##### DATA IN THIS EXERCISE #####

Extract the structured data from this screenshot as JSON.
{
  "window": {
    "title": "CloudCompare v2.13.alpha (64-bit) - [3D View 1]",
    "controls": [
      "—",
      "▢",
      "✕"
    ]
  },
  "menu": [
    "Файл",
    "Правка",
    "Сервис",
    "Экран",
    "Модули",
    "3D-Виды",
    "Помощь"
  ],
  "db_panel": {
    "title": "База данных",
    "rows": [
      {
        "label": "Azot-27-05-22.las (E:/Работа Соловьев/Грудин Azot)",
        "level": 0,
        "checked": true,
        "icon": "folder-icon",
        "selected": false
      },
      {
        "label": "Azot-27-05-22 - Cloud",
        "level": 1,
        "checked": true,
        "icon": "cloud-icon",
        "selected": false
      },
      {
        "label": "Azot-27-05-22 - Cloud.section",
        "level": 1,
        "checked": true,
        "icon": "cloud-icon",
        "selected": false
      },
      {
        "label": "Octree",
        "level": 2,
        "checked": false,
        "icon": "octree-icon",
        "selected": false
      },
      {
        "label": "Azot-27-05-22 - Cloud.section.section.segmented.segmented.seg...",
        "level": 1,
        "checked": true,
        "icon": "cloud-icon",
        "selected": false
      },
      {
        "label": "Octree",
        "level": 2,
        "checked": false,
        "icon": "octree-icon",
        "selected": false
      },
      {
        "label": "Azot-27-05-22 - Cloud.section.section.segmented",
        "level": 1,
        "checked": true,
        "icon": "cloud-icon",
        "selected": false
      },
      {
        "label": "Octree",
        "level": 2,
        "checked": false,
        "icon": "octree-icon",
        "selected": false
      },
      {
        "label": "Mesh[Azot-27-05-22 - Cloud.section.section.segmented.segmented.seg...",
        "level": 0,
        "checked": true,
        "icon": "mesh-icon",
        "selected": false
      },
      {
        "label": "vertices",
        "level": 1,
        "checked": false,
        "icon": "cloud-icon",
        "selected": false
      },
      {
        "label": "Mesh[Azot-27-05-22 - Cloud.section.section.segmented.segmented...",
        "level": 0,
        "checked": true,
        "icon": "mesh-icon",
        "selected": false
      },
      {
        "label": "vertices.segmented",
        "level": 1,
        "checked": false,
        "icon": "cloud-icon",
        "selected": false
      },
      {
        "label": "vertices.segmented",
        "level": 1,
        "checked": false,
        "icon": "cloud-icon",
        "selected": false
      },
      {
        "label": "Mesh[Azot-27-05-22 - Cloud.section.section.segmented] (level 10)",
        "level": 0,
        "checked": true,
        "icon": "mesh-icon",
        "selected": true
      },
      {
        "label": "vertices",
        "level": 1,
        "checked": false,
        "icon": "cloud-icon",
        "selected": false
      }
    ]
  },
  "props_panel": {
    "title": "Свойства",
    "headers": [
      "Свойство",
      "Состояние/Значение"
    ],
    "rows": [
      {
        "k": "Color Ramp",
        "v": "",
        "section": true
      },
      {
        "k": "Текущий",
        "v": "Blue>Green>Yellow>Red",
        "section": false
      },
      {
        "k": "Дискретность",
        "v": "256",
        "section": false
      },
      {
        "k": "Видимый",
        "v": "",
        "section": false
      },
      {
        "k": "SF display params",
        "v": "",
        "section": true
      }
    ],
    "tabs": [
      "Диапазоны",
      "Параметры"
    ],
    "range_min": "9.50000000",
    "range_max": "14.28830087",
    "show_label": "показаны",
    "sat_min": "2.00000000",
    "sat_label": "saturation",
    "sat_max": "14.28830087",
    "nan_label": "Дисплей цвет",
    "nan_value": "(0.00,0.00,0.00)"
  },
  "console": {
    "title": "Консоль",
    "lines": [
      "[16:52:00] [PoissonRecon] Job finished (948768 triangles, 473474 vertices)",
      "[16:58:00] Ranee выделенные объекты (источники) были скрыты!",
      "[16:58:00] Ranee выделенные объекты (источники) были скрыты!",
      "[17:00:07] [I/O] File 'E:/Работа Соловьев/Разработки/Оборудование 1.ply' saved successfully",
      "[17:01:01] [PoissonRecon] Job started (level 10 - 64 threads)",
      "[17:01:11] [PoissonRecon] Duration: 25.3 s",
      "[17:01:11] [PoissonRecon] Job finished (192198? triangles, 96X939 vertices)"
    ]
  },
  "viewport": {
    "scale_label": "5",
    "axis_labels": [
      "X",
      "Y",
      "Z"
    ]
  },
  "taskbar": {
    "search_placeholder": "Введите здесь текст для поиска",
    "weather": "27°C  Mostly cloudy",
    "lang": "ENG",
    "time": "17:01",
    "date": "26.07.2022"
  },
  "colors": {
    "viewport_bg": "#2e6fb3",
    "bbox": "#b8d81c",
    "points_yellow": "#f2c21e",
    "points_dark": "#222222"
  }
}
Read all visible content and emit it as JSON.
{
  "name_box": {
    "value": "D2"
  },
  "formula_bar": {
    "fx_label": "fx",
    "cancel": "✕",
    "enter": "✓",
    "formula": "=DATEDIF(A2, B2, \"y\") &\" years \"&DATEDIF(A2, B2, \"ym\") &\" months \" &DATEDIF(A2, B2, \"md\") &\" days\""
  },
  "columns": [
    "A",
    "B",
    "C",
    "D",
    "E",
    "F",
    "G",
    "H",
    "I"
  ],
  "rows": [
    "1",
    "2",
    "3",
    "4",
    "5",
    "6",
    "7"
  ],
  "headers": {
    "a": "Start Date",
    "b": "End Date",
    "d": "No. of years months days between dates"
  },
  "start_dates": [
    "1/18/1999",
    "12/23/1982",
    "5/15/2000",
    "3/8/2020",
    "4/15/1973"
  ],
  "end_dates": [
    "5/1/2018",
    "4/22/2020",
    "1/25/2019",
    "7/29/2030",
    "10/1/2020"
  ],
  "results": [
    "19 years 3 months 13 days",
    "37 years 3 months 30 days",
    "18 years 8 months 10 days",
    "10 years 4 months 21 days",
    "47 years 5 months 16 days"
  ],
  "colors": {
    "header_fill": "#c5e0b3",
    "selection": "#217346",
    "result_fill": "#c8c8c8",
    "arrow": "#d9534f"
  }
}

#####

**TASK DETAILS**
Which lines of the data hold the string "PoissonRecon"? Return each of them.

**RESULT OF THE TASK**
      "[16:52:00] [PoissonRecon] Job finished (948768 triangles, 473474 vertices)",
      "[17:01:01] [PoissonRecon] Job started (level 10 - 64 threads)",
      "[17:01:11] [PoissonRecon] Duration: 25.3 s",
      "[17:01:11] [PoissonRecon] Job finished (192198? triangles, 96X939 vertices)"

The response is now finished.